>>

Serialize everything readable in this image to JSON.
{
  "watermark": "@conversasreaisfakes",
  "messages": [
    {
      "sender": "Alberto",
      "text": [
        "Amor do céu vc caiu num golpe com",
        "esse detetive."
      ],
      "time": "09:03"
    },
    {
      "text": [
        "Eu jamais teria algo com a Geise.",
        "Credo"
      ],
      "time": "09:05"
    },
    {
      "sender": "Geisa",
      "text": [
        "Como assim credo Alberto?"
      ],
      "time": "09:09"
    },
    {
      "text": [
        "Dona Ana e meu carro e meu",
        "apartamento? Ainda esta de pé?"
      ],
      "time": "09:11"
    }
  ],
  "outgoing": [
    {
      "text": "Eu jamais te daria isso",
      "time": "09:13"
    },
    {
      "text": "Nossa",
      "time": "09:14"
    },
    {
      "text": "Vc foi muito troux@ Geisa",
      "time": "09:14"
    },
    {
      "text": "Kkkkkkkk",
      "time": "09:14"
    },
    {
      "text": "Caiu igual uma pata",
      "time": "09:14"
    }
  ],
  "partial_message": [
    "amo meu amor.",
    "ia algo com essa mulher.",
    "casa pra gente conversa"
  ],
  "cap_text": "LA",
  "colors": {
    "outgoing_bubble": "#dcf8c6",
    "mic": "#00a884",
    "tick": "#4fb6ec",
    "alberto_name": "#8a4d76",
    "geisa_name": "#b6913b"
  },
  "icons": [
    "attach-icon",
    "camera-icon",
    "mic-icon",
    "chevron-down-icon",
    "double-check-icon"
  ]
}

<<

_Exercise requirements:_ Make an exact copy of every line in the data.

_Your response:_
Serialize everything readable in this image to JSON.
{
  "watermark": "@conversasreaisfakes",
  "messages": [
    {
      "sender": "Alberto",
      "text": [
        "Amor do céu vc caiu num golpe com",
        "esse detetive."
      ],
      "time": "09:03"
    },
    {
      "text": [
        "Eu jamais teria algo com a Geise.",
        "Credo"
      ],
      "time": "09:05"
    },
    {
      "sender": "Geisa",
      "text": [
        "Como assim credo Alberto?"
      ],
      "time": "09:09"
    },
    {
      "text": [
        "Dona Ana e meu carro e meu",
        "apartamento? Ainda esta de pé?"
      ],
      "time": "09:11"
    }
  ],
  "outgoing": [
    {
      "text": "Eu jamais te daria isso",
      "time": "09:13"
    },
    {
      "text": "Nossa",
      "time": "09:14"
    },
    {
      "text": "Vc foi muito troux@ Geisa",
      "time": "09:14"
    },
    {
      "text": "Kkkkkkkk",
      "time": "09:14"
    },
    {
      "text": "Caiu igual uma pata",
      "time": "09:14"
    }
  ],
  "partial_message": [
    "amo meu amor.",
    "ia algo com essa mulher.",
    "casa pra gente conversa"
  ],
  "cap_text": "LA",
  "colors": {
    "outgoing_bubble": "#dcf8c6",
    "mic": "#00a884",
    "tick": "#4fb6ec",
    "alberto_name": "#8a4d76",
    "geisa_name": "#b6913b"
  },
  "icons": [
    "attach-icon",
    "camera-icon",
    "mic-icon",
    "chevron-down-icon",
    "double-check-icon"
  ]
}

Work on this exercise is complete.